Records from a data source:
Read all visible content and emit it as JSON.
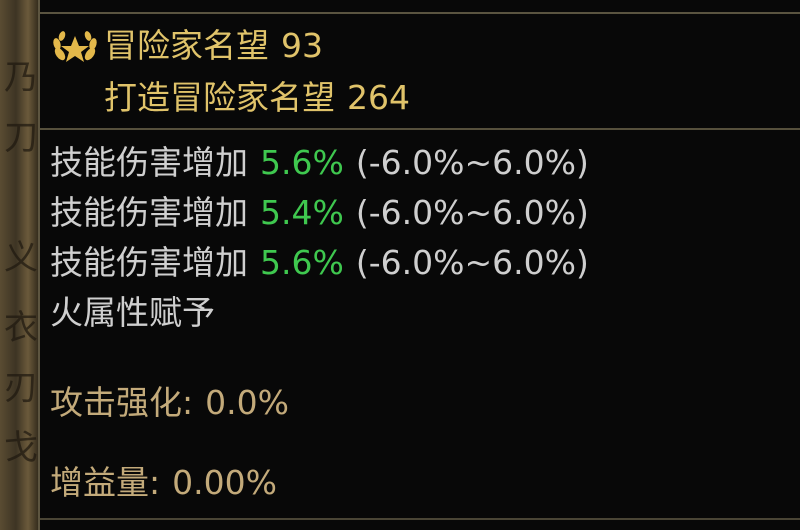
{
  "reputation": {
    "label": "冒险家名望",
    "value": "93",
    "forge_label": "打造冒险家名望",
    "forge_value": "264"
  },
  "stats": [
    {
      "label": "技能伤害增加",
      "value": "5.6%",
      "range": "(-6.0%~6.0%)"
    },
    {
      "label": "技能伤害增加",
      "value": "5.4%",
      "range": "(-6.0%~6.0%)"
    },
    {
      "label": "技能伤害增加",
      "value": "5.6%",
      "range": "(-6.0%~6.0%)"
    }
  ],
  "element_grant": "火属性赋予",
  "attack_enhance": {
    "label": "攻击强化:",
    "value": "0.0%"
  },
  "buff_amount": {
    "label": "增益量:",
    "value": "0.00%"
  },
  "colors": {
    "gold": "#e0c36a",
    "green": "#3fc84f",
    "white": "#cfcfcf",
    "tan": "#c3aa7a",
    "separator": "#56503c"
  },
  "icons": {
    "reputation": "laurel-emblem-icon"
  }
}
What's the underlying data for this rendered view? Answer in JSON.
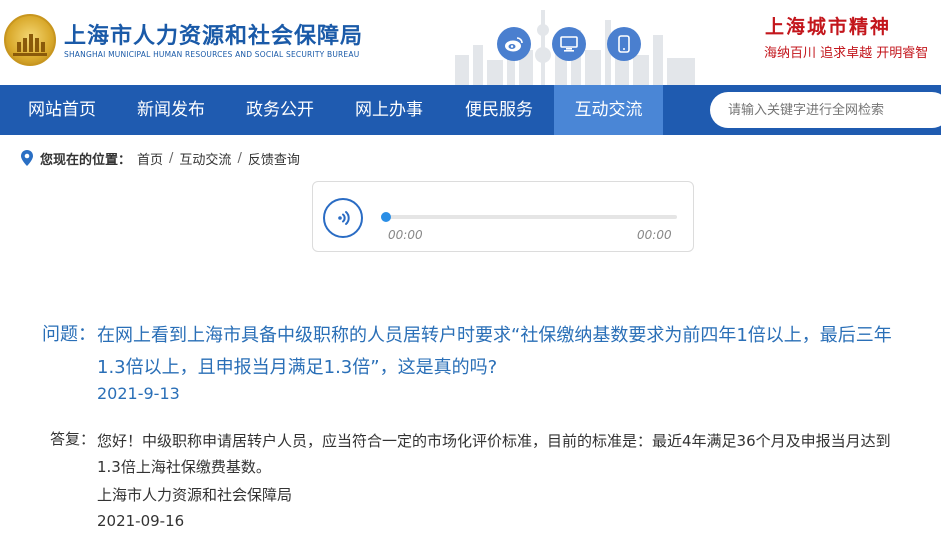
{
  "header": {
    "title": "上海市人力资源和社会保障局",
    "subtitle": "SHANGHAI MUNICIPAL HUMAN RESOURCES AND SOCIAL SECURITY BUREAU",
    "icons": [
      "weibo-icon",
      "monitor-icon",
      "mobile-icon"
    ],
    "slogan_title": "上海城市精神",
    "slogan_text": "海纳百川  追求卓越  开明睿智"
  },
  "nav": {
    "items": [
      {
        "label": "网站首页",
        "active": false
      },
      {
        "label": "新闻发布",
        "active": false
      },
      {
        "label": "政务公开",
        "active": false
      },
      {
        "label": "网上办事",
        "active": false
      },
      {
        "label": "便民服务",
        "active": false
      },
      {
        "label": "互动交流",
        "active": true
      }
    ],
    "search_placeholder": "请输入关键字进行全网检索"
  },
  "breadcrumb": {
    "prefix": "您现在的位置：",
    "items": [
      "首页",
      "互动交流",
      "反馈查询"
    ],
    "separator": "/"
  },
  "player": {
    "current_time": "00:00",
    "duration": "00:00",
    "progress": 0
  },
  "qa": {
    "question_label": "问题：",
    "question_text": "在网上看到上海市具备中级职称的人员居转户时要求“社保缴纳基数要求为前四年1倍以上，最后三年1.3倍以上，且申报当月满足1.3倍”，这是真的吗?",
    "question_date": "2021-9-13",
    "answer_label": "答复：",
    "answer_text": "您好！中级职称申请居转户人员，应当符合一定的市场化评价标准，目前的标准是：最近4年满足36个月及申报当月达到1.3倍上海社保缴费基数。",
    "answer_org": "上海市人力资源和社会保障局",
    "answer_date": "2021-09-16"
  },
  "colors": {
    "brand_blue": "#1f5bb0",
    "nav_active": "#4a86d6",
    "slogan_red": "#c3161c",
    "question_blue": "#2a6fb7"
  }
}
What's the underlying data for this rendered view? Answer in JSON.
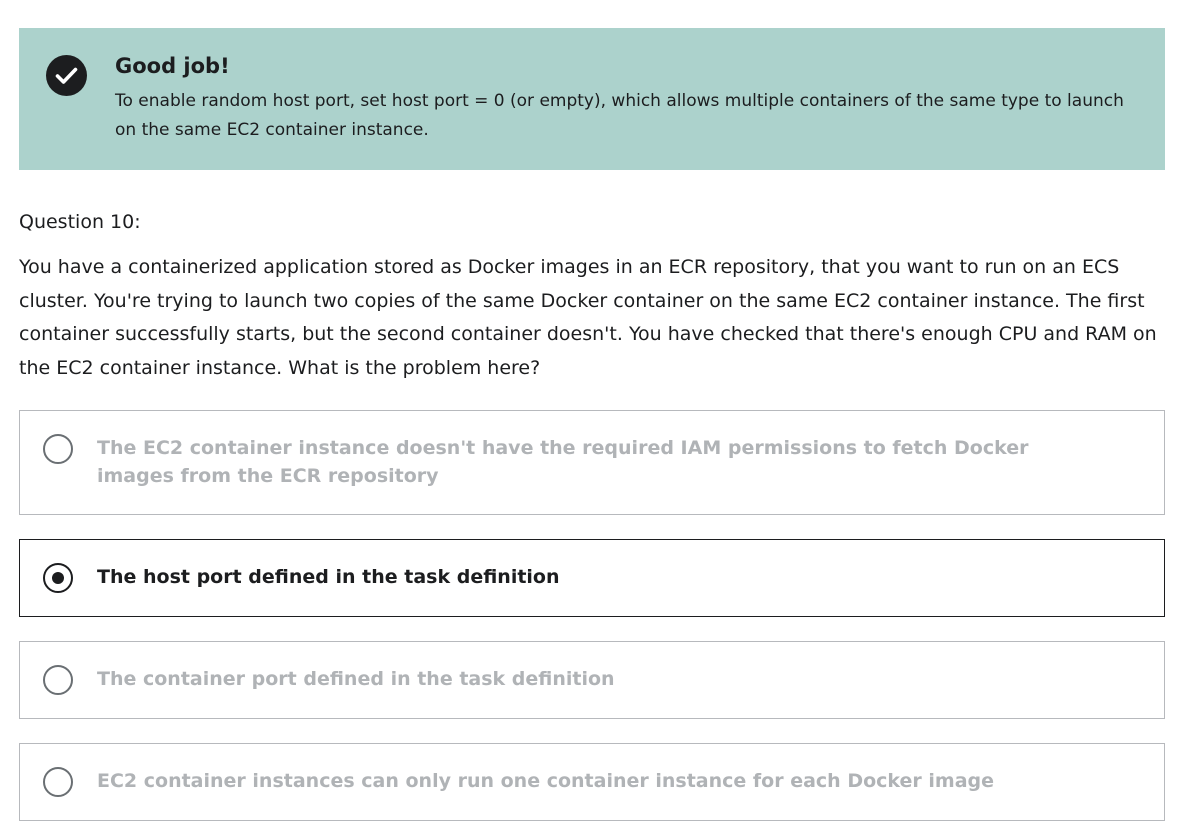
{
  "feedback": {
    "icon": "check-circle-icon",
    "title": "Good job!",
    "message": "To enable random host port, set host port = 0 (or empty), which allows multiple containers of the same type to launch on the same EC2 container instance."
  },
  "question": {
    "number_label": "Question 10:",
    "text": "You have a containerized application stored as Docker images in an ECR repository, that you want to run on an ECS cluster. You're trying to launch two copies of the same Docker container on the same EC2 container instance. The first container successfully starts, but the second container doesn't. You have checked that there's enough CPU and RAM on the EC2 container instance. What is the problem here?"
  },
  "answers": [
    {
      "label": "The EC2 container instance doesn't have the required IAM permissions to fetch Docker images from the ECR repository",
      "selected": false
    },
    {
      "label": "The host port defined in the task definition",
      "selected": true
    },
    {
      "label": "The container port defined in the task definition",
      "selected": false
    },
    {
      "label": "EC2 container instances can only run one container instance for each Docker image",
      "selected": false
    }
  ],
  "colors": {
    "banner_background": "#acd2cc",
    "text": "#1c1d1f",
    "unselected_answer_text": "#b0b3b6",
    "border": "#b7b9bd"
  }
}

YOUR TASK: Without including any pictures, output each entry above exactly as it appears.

ANSWER SECTION:
Read all visible content and emit it as JSON.
{
  "reputation": {
    "label": "冒险家名望",
    "value": "93",
    "forge_label": "打造冒险家名望",
    "forge_value": "264"
  },
  "stats": [
    {
      "label": "技能伤害增加",
      "value": "5.6%",
      "range": "(-6.0%~6.0%)"
    },
    {
      "label": "技能伤害增加",
      "value": "5.4%",
      "range": "(-6.0%~6.0%)"
    },
    {
      "label": "技能伤害增加",
      "value": "5.6%",
      "range": "(-6.0%~6.0%)"
    }
  ],
  "element_grant": "火属性赋予",
  "attack_enhance": {
    "label": "攻击强化:",
    "value": "0.0%"
  },
  "buff_amount": {
    "label": "增益量:",
    "value": "0.00%"
  },
  "colors": {
    "gold": "#e0c36a",
    "green": "#3fc84f",
    "white": "#cfcfcf",
    "tan": "#c3aa7a",
    "separator": "#56503c"
  },
  "icons": {
    "reputation": "laurel-emblem-icon"
  }
}
What's the underlying data for this rendered view? Answer in JSON.
{
  "header": {
    "title": "上海市人力资源和社会保障局",
    "subtitle": "SHANGHAI MUNICIPAL HUMAN RESOURCES AND SOCIAL SECURITY BUREAU",
    "icons": [
      "weibo-icon",
      "monitor-icon",
      "mobile-icon"
    ],
    "slogan_title": "上海城市精神",
    "slogan_text": "海纳百川  追求卓越  开明睿智"
  },
  "nav": {
    "items": [
      {
        "label": "网站首页",
        "active": false
      },
      {
        "label": "新闻发布",
        "active": false
      },
      {
        "label": "政务公开",
        "active": false
      },
      {
        "label": "网上办事",
        "active": false
      },
      {
        "label": "便民服务",
        "active": false
      },
      {
        "label": "互动交流",
        "active": true
      }
    ],
    "search_placeholder": "请输入关键字进行全网检索"
  },
  "breadcrumb": {
    "prefix": "您现在的位置：",
    "items": [
      "首页",
      "互动交流",
      "反馈查询"
    ],
    "separator": "/"
  },
  "player": {
    "current_time": "00:00",
    "duration": "00:00",
    "progress": 0
  },
  "qa": {
    "question_label": "问题：",
    "question_text": "在网上看到上海市具备中级职称的人员居转户时要求“社保缴纳基数要求为前四年1倍以上，最后三年1.3倍以上，且申报当月满足1.3倍”，这是真的吗?",
    "question_date": "2021-9-13",
    "answer_label": "答复：",
    "answer_text": "您好！中级职称申请居转户人员，应当符合一定的市场化评价标准，目前的标准是：最近4年满足36个月及申报当月达到1.3倍上海社保缴费基数。",
    "answer_org": "上海市人力资源和社会保障局",
    "answer_date": "2021-09-16"
  },
  "colors": {
    "brand_blue": "#1f5bb0",
    "nav_active": "#4a86d6",
    "slogan_red": "#c3161c",
    "question_blue": "#2a6fb7"
  }
}
What's the underlying data for this rendered view? Answer in JSON.
{
  "feedback": {
    "icon": "check-circle-icon",
    "title": "Good job!",
    "message": "To enable random host port, set host port = 0 (or empty), which allows multiple containers of the same type to launch on the same EC2 container instance."
  },
  "question": {
    "number_label": "Question 10:",
    "text": "You have a containerized application stored as Docker images in an ECR repository, that you want to run on an ECS cluster. You're trying to launch two copies of the same Docker container on the same EC2 container instance. The first container successfully starts, but the second container doesn't. You have checked that there's enough CPU and RAM on the EC2 container instance. What is the problem here?"
  },
  "answers": [
    {
      "label": "The EC2 container instance doesn't have the required IAM permissions to fetch Docker images from the ECR repository",
      "selected": false
    },
    {
      "label": "The host port defined in the task definition",
      "selected": true
    },
    {
      "label": "The container port defined in the task definition",
      "selected": false
    },
    {
      "label": "EC2 container instances can only run one container instance for each Docker image",
      "selected": false
    }
  ],
  "colors": {
    "banner_background": "#acd2cc",
    "text": "#1c1d1f",
    "unselected_answer_text": "#b0b3b6",
    "border": "#b7b9bd"
  }
}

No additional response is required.